Distrust and caution are the parents of security. -Benjamin Franklin I was just browsing the interwebs, as I am want to do, and I came across a few interesting articles about consumer safety online. I thought I’d summarise the advice: Do NOT click on things you don’t understand Do NOT install things unless you’re really sure Update your computer daily* Update your AV daily Ooooh a new Christmas PC!
A lot of hacking is playing with other people, you know, getting them to do strange things. -Steve Wozniak Voicemail hacking is a problem, one that is now widely popularised in the media, and I’m not going to discuss the political ramifications but it does present an interesting security question. The issue is that voicemail systems haven’t fundamentally changed in 20+ years since their creation with analogue mobile phones, a subscriber number and a 4 digit PIN are all that are required to reach messages.
Treat your password like your toothbrush. Don’t let anybody else use it, and get a new one every six months. Clifford Stoll Passwords are always a thorny topic in IT departments, and everyone (including their Aunty) has an opinion. I’ve seen loads of different policies, rules of thumb and fudges trying to get users to keep your estate safe. Here are a couple of lesser known ones: CVC, Consonant-Vowel-Consonant, is a way of grouping random letters in arrangements that are phonemes and are almost always ‘sayable’.

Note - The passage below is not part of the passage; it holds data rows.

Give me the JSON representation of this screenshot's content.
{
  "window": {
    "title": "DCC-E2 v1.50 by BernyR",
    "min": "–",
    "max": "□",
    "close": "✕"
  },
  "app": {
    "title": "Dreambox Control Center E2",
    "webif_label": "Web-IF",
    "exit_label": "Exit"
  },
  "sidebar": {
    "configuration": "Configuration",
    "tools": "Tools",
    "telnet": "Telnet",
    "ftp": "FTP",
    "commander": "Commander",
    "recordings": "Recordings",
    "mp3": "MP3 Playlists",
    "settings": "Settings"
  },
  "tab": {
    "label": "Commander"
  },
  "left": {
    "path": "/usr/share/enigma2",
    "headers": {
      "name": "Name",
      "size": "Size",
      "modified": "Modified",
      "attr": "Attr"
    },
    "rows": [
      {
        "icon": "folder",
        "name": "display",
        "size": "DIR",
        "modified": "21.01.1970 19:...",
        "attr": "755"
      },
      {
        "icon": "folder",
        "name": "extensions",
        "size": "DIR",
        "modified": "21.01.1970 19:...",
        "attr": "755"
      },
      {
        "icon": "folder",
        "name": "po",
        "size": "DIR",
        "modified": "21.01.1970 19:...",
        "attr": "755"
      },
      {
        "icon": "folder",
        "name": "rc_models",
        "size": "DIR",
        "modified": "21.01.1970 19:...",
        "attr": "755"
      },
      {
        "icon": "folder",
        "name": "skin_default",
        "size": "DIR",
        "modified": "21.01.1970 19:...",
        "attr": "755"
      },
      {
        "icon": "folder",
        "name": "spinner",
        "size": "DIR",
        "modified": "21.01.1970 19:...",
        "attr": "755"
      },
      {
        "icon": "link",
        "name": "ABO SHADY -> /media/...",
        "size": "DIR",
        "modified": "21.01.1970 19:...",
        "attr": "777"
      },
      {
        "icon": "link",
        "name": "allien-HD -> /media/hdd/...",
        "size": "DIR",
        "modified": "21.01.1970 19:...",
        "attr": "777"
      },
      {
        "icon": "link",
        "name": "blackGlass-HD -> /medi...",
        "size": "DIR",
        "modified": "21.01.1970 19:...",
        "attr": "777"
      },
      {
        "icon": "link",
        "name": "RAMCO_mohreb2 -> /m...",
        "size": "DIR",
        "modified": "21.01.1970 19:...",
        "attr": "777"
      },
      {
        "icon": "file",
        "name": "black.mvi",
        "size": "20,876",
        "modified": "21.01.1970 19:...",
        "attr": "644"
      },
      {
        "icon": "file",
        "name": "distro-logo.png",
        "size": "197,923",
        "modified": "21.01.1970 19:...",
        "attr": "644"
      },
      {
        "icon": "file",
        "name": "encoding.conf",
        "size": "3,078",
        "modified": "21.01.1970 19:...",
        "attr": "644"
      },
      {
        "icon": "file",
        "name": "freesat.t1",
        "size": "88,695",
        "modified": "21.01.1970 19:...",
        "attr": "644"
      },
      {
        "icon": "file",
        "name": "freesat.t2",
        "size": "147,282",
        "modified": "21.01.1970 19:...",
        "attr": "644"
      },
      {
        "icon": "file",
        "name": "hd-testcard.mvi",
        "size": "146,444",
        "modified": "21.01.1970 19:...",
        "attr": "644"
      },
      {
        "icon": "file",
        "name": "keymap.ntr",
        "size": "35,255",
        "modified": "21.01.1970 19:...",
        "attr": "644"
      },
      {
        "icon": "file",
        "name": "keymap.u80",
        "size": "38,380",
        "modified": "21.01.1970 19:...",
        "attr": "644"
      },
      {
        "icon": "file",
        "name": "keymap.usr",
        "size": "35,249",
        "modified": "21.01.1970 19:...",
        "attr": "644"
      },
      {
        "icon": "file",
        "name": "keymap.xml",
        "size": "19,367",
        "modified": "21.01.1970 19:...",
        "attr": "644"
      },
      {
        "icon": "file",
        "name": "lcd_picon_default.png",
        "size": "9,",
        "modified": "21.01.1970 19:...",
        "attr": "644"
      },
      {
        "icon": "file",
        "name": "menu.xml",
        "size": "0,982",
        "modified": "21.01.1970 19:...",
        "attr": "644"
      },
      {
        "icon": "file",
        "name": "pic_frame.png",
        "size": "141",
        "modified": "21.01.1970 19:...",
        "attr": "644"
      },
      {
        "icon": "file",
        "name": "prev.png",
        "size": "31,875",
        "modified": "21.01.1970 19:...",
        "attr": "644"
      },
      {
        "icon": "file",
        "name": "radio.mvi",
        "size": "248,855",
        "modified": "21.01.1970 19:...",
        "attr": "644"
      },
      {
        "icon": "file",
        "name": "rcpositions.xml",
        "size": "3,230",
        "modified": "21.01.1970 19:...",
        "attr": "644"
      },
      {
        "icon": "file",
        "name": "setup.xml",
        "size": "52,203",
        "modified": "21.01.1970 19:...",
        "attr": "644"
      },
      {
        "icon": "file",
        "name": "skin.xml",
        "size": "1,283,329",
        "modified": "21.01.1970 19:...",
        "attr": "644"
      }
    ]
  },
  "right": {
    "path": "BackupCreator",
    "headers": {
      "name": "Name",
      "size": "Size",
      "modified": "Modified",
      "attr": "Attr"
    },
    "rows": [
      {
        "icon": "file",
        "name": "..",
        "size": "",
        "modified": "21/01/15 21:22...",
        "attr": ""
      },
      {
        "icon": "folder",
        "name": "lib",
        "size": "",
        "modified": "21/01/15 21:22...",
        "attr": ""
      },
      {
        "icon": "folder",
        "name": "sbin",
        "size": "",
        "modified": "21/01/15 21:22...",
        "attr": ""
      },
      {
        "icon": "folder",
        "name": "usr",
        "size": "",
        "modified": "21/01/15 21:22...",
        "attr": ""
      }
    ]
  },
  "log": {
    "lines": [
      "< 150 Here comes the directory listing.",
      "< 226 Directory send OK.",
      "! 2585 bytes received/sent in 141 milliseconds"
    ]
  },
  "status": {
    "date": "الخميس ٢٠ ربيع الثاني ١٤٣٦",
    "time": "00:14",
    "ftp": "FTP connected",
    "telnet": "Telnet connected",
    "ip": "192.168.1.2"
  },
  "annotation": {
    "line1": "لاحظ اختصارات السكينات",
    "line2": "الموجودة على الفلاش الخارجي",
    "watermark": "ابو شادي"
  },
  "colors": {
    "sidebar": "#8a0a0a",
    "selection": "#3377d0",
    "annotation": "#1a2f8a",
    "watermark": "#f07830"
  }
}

Now normally this kind of “Hello World!” message would be a fairly basic, and ultimately pointless, entry just letting you know that your website was up and running. (And I have no wish to disappoint, so this post will be pretty pointless :) ) I’ve spent a few years working in IT as both an architect and technologist but I have a particular interest in security technologies and this blog will collect some of my opinions, reviews, thoughts etc.